The mix of license models has been controversial among open-source believers, but Urlocker said it's vital to MySQL's success. "We're not a religion, we're not a cult, were not a charity--we're a business," he said. "There's always going to be grassroots people...who see open source as a free ride, but there are corporate customers who are absolutely willing to pay for reliability, flexibility, support."

Matt Asay, director of Novell's Linux business office, agreed that flexible licensing terms, along with support and services, are important for making a business out of open-source products.

"The perception has changed--people no longer feel like they're going to get something for nothing," Asay said. "But they're paying for something different. (In the case of licensing), they're paying for something that gives them freedom."

"Linux is a way of bringing the total cost of the (software) stack down," Asay continued, "and that's the big motivator for a lot of businesses investigating Linux, but there's still plenty of money to be made there."

It also helps to not be a purely open-source company, said Steve Gerdt, program manager for open-source strategy at IBM. While Big Blue is amid a major Linux push, the company stills sells a lot of proprietary software, much of which gets integrated into Linux environments, he said.

"A lot of people talk about open-source versus commercial, but they're not mutually exclusive," he said. "Don't view it as an all-or-nothing prospect.

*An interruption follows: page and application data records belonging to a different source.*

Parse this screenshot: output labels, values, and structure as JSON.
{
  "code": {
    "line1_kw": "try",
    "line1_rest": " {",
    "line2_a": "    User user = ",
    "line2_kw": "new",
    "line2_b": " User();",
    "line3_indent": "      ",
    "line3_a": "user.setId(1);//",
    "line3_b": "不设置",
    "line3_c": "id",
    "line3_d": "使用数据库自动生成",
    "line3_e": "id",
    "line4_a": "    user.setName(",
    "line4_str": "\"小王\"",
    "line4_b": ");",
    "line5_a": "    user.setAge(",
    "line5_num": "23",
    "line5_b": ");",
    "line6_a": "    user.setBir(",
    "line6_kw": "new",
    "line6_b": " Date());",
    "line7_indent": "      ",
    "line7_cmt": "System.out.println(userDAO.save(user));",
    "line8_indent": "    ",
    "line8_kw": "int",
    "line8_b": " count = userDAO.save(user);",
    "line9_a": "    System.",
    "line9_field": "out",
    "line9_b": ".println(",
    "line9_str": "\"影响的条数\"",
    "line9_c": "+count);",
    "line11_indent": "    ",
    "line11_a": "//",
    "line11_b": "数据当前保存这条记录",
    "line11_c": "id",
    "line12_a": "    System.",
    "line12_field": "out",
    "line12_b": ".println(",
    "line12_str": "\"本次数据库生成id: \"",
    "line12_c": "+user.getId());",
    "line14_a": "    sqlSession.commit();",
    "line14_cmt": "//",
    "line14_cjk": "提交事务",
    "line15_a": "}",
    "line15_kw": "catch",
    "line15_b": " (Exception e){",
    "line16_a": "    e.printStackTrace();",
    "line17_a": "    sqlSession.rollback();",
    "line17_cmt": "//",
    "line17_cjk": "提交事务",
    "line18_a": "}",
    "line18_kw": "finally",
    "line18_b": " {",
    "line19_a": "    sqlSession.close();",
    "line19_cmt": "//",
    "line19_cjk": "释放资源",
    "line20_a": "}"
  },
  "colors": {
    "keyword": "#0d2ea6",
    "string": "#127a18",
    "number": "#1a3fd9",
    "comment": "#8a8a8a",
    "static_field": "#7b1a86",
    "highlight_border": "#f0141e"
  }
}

Open source behaves nicely with proprietary software. Figure out the right mix for your business."